Data for processing Block Start

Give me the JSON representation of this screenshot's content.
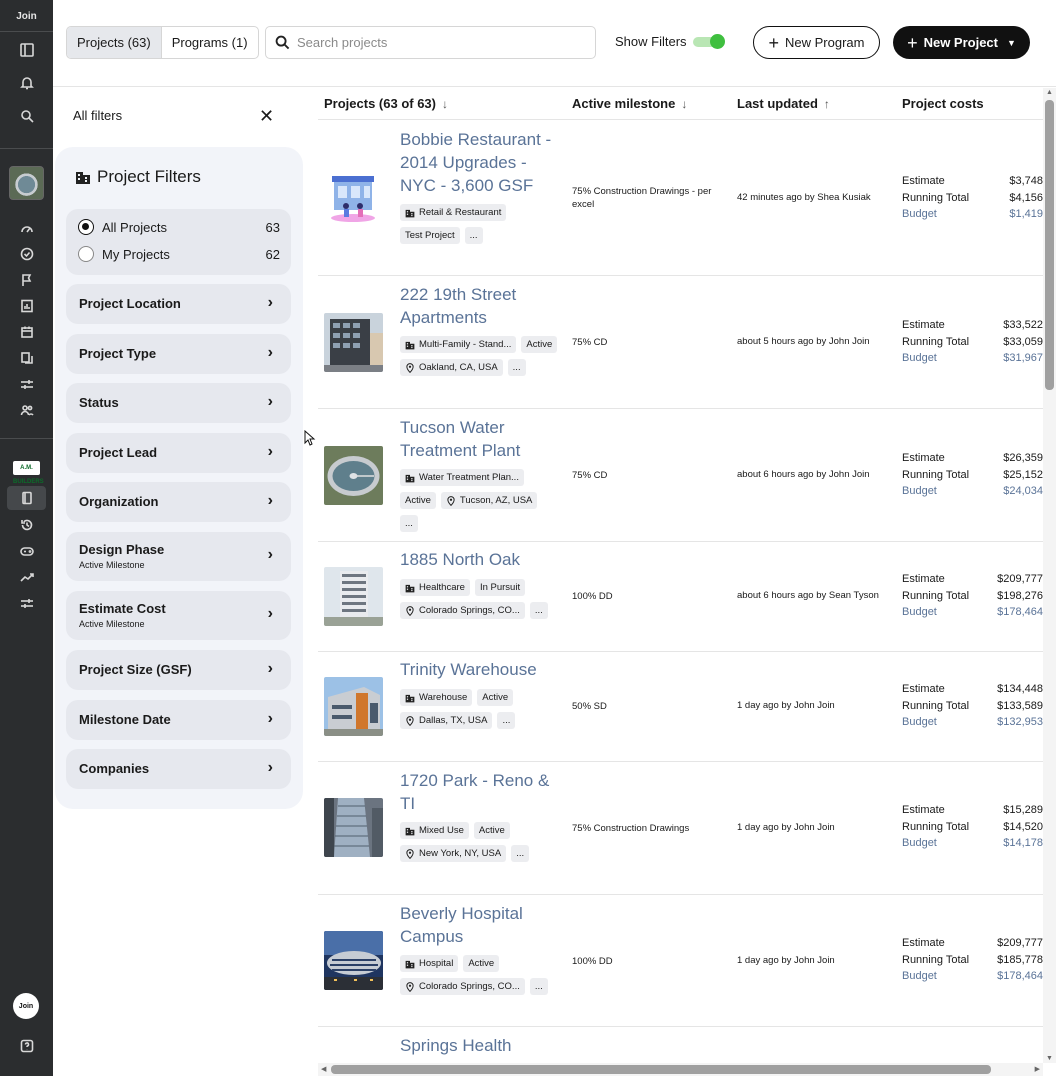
{
  "rail": {
    "brand": "Join",
    "partner_logo": "A.M. BUILDERS",
    "avatar": "Join"
  },
  "header": {
    "tabs": [
      {
        "label": "Projects (63)",
        "active": true
      },
      {
        "label": "Programs (1)",
        "active": false
      }
    ],
    "search_placeholder": "Search projects",
    "show_filters_label": "Show Filters",
    "show_filters_on": true,
    "new_program_label": "New Program",
    "new_project_label": "New Project"
  },
  "filters": {
    "header": "All filters",
    "title": "Project Filters",
    "scopes": [
      {
        "label": "All Projects",
        "count": "63",
        "selected": true
      },
      {
        "label": "My Projects",
        "count": "62",
        "selected": false
      }
    ],
    "items": [
      {
        "label": "Project Location",
        "sub": ""
      },
      {
        "label": "Project Type",
        "sub": ""
      },
      {
        "label": "Status",
        "sub": ""
      },
      {
        "label": "Project Lead",
        "sub": ""
      },
      {
        "label": "Organization",
        "sub": ""
      },
      {
        "label": "Design Phase",
        "sub": "Active Milestone"
      },
      {
        "label": "Estimate Cost",
        "sub": "Active Milestone"
      },
      {
        "label": "Project Size (GSF)",
        "sub": ""
      },
      {
        "label": "Milestone Date",
        "sub": ""
      },
      {
        "label": "Companies",
        "sub": ""
      }
    ]
  },
  "table": {
    "columns": {
      "projects": "Projects (63 of 63)",
      "milestone": "Active milestone",
      "updated": "Last updated",
      "costs": "Project costs"
    },
    "cost_labels": {
      "estimate": "Estimate",
      "running": "Running Total",
      "budget": "Budget"
    },
    "rows": [
      {
        "name": "Bobbie Restaurant - 2014 Upgrades - NYC - 3,600 GSF",
        "tags": [
          {
            "icon": "building",
            "text": "Retail & Restaurant"
          },
          {
            "icon": "",
            "text": "Test Project"
          },
          {
            "icon": "",
            "text": "..."
          }
        ],
        "milestone": "75% Construction Drawings - per excel",
        "updated": "42 minutes ago by Shea Kusiak",
        "estimate": "$3,748",
        "running": "$4,156",
        "budget": "$1,419"
      },
      {
        "name": "222 19th Street Apartments",
        "tags": [
          {
            "icon": "building",
            "text": "Multi-Family - Stand..."
          },
          {
            "icon": "",
            "text": "Active"
          },
          {
            "icon": "pin",
            "text": "Oakland, CA, USA"
          },
          {
            "icon": "",
            "text": "..."
          }
        ],
        "milestone": "75% CD",
        "updated": "about 5 hours ago by John Join",
        "estimate": "$33,522",
        "running": "$33,059",
        "budget": "$31,967"
      },
      {
        "name": "Tucson Water Treatment Plant",
        "tags": [
          {
            "icon": "building",
            "text": "Water Treatment Plan..."
          },
          {
            "icon": "",
            "text": "Active"
          },
          {
            "icon": "pin",
            "text": "Tucson, AZ, USA"
          },
          {
            "icon": "",
            "text": "..."
          }
        ],
        "milestone": "75% CD",
        "updated": "about 6 hours ago by John Join",
        "estimate": "$26,359",
        "running": "$25,152",
        "budget": "$24,034"
      },
      {
        "name": "1885 North Oak",
        "tags": [
          {
            "icon": "building",
            "text": "Healthcare"
          },
          {
            "icon": "",
            "text": "In Pursuit"
          },
          {
            "icon": "pin",
            "text": "Colorado Springs, CO..."
          },
          {
            "icon": "",
            "text": "..."
          }
        ],
        "milestone": "100% DD",
        "updated": "about 6 hours ago by Sean Tyson",
        "estimate": "$209,777",
        "running": "$198,276",
        "budget": "$178,464"
      },
      {
        "name": "Trinity Warehouse",
        "tags": [
          {
            "icon": "building",
            "text": "Warehouse"
          },
          {
            "icon": "",
            "text": "Active"
          },
          {
            "icon": "pin",
            "text": "Dallas, TX, USA"
          },
          {
            "icon": "",
            "text": "..."
          }
        ],
        "milestone": "50% SD",
        "updated": "1 day ago by John Join",
        "estimate": "$134,448",
        "running": "$133,589",
        "budget": "$132,953"
      },
      {
        "name": "1720 Park - Reno & TI",
        "tags": [
          {
            "icon": "building",
            "text": "Mixed Use"
          },
          {
            "icon": "",
            "text": "Active"
          },
          {
            "icon": "pin",
            "text": "New York, NY, USA"
          },
          {
            "icon": "",
            "text": "..."
          }
        ],
        "milestone": "75% Construction Drawings",
        "updated": "1 day ago by John Join",
        "estimate": "$15,289",
        "running": "$14,520",
        "budget": "$14,178"
      },
      {
        "name": "Beverly Hospital Campus",
        "tags": [
          {
            "icon": "building",
            "text": "Hospital"
          },
          {
            "icon": "",
            "text": "Active"
          },
          {
            "icon": "pin",
            "text": "Colorado Springs, CO..."
          },
          {
            "icon": "",
            "text": "..."
          }
        ],
        "milestone": "100% DD",
        "updated": "1 day ago by John Join",
        "estimate": "$209,777",
        "running": "$185,778",
        "budget": "$178,464"
      },
      {
        "name": "Springs Health",
        "tags": [],
        "milestone": "",
        "updated": "",
        "estimate": "",
        "running": "",
        "budget": ""
      }
    ]
  }
}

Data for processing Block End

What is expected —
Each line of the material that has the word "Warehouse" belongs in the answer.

Response to this task —
        "name": "Trinity Warehouse",
            "text": "Warehouse"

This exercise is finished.